--- START ---

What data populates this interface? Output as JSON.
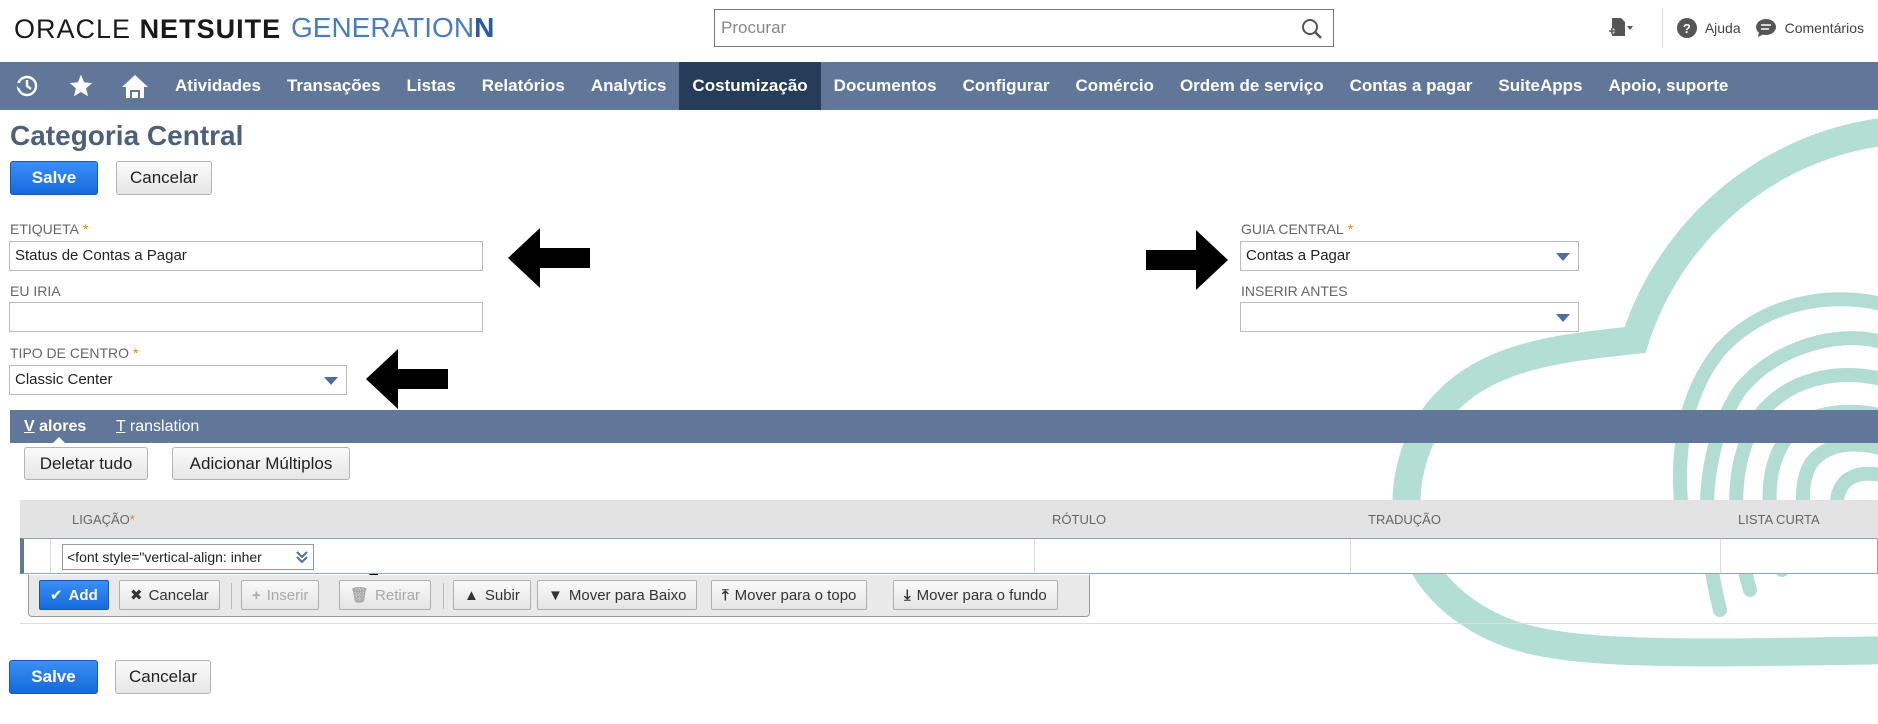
{
  "header": {
    "logo_oracle": "ORACLE",
    "logo_netsuite": "NETSUITE",
    "logo_gen_prefix": "GENERATION",
    "logo_gen_suffix": "N",
    "search_placeholder": "Procurar",
    "help_label": "Ajuda",
    "comments_label": "Comentários"
  },
  "nav": {
    "items": [
      "Atividades",
      "Transações",
      "Listas",
      "Relatórios",
      "Analytics",
      "Costumização",
      "Documentos",
      "Configurar",
      "Comércio",
      "Ordem de serviço",
      "Contas a pagar",
      "SuiteApps",
      "Apoio, suporte"
    ],
    "active": "Costumização"
  },
  "page": {
    "title": "Categoria Central",
    "save_label": "Salve",
    "cancel_label": "Cancelar"
  },
  "form": {
    "etiqueta_label": "ETIQUETA",
    "etiqueta_value": "Status de Contas a Pagar",
    "euiria_label": "EU IRIA",
    "euiria_value": "",
    "tipo_label": "TIPO DE CENTRO",
    "tipo_value": "Classic Center",
    "guia_label": "GUIA CENTRAL",
    "guia_value": "Contas a Pagar",
    "inserir_label": "INSERIR ANTES",
    "inserir_value": ""
  },
  "subtabs": {
    "valores_first": "V",
    "valores_rest": " alores",
    "translation_first": "T",
    "translation_rest": " ranslation"
  },
  "actions": {
    "delete_all": "Deletar tudo",
    "add_multiple": "Adicionar Múltiplos"
  },
  "grid": {
    "columns": [
      "LIGAÇÃO",
      "RÓTULO",
      "TRADUÇÃO",
      "LISTA CURTA"
    ],
    "row_value": "<font style=\"vertical-align: inher",
    "buttons": {
      "add": "Add",
      "cancel": "Cancelar",
      "insert": "Inserir",
      "remove": "Retirar",
      "up": "Subir",
      "down": "Mover para Baixo",
      "top": "Mover para o topo",
      "bottom": "Mover para o fundo"
    }
  },
  "colors": {
    "nav_bg": "#607799",
    "nav_active": "#263d5a",
    "primary": "#1a7ff0",
    "title": "#4d5f79",
    "watermark": "#9fd3c6"
  }
}
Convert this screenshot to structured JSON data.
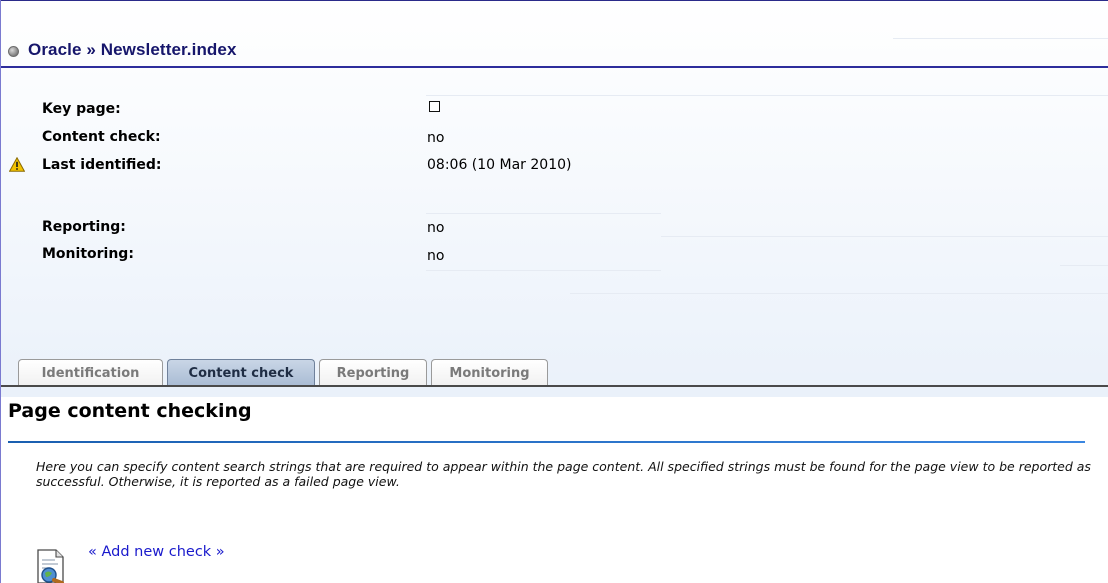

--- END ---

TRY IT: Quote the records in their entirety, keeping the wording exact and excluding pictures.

TASK SOLUTION:
What data populates this interface? Output as JSON.
{
  "header": {
    "logo_oracle": "ORACLE",
    "logo_netsuite": "NETSUITE",
    "logo_gen_prefix": "GENERATION",
    "logo_gen_suffix": "N",
    "search_placeholder": "Procurar",
    "help_label": "Ajuda",
    "comments_label": "Comentários"
  },
  "nav": {
    "items": [
      "Atividades",
      "Transações",
      "Listas",
      "Relatórios",
      "Analytics",
      "Costumização",
      "Documentos",
      "Configurar",
      "Comércio",
      "Ordem de serviço",
      "Contas a pagar",
      "SuiteApps",
      "Apoio, suporte"
    ],
    "active": "Costumização"
  },
  "page": {
    "title": "Categoria Central",
    "save_label": "Salve",
    "cancel_label": "Cancelar"
  },
  "form": {
    "etiqueta_label": "ETIQUETA",
    "etiqueta_value": "Status de Contas a Pagar",
    "euiria_label": "EU IRIA",
    "euiria_value": "",
    "tipo_label": "TIPO DE CENTRO",
    "tipo_value": "Classic Center",
    "guia_label": "GUIA CENTRAL",
    "guia_value": "Contas a Pagar",
    "inserir_label": "INSERIR ANTES",
    "inserir_value": ""
  },
  "subtabs": {
    "valores_first": "V",
    "valores_rest": " alores",
    "translation_first": "T",
    "translation_rest": " ranslation"
  },
  "actions": {
    "delete_all": "Deletar tudo",
    "add_multiple": "Adicionar Múltiplos"
  },
  "grid": {
    "columns": [
      "LIGAÇÃO",
      "RÓTULO",
      "TRADUÇÃO",
      "LISTA CURTA"
    ],
    "row_value": "<font style=\"vertical-align: inher",
    "buttons": {
      "add": "Add",
      "cancel": "Cancelar",
      "insert": "Inserir",
      "remove": "Retirar",
      "up": "Subir",
      "down": "Mover para Baixo",
      "top": "Mover para o topo",
      "bottom": "Mover para o fundo"
    }
  },
  "colors": {
    "nav_bg": "#607799",
    "nav_active": "#263d5a",
    "primary": "#1a7ff0",
    "title": "#4d5f79",
    "watermark": "#9fd3c6"
  }
}
Convert this screenshot to structured JSON data.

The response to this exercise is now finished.